One of my most formative memories is when I was ten years old and the Holocaust administrator Adolf Eichmann was on trial. The four TV channels covered his trial, as he sat smirking behind a screen of bullet proof glass, and showed a number of documentaries about the Nazi genocide. Those black and white television images of piles and piles of human bodies, along with the accounts of what happened in the death camps, shook me to my core. My parents let me watch it, and I’m glad they did. It showed me in a way I have never forgotten the magnitude of human sin.

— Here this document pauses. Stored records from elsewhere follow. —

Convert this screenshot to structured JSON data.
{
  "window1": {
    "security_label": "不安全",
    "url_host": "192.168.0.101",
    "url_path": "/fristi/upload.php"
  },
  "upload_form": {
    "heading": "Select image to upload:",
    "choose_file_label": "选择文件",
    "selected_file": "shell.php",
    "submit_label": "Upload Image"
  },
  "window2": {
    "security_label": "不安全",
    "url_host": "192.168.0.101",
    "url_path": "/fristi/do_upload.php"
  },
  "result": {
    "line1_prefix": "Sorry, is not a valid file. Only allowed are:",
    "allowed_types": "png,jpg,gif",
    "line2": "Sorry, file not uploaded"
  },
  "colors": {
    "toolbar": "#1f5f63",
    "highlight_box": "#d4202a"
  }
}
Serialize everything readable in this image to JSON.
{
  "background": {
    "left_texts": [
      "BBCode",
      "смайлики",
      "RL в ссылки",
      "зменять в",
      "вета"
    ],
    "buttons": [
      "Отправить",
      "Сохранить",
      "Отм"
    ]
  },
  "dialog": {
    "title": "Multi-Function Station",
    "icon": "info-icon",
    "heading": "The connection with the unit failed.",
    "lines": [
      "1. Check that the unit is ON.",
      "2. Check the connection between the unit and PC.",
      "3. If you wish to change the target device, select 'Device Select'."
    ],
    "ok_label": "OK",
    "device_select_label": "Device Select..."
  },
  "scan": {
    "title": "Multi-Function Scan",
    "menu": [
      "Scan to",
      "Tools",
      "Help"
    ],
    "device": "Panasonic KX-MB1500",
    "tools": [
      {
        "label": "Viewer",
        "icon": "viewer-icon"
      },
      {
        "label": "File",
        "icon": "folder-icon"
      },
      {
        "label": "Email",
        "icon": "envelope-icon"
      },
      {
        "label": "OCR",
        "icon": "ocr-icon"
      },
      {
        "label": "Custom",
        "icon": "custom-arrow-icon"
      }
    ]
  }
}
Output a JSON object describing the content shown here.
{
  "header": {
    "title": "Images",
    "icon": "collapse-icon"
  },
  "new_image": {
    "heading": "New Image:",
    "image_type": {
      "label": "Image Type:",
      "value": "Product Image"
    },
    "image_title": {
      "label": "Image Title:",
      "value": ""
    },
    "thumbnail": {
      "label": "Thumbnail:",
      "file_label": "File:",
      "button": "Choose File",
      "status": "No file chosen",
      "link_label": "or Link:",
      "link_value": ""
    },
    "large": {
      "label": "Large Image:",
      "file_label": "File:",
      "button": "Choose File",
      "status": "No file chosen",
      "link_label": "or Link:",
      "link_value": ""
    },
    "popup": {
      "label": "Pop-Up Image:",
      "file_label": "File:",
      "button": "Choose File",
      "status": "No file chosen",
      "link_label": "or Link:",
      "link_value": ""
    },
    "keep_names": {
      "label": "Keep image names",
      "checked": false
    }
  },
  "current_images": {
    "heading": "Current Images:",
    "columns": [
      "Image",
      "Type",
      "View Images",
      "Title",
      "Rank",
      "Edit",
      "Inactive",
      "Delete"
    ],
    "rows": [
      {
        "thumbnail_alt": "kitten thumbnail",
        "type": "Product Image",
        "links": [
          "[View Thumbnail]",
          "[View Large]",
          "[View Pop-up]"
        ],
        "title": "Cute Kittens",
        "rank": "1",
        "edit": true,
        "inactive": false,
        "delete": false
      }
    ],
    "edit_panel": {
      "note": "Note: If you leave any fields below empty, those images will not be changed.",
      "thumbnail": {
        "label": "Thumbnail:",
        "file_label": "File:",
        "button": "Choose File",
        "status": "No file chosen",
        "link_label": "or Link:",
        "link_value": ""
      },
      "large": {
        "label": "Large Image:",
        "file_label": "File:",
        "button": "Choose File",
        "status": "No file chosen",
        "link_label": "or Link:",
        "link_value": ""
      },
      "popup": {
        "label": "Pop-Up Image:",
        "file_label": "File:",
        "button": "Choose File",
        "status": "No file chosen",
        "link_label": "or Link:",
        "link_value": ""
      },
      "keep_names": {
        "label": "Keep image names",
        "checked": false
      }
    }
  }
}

The memories came back because Elie Wiesel, the Auschwitz survivor and chronicler of the Nazi genocide, died at the age of 87. [Read more…]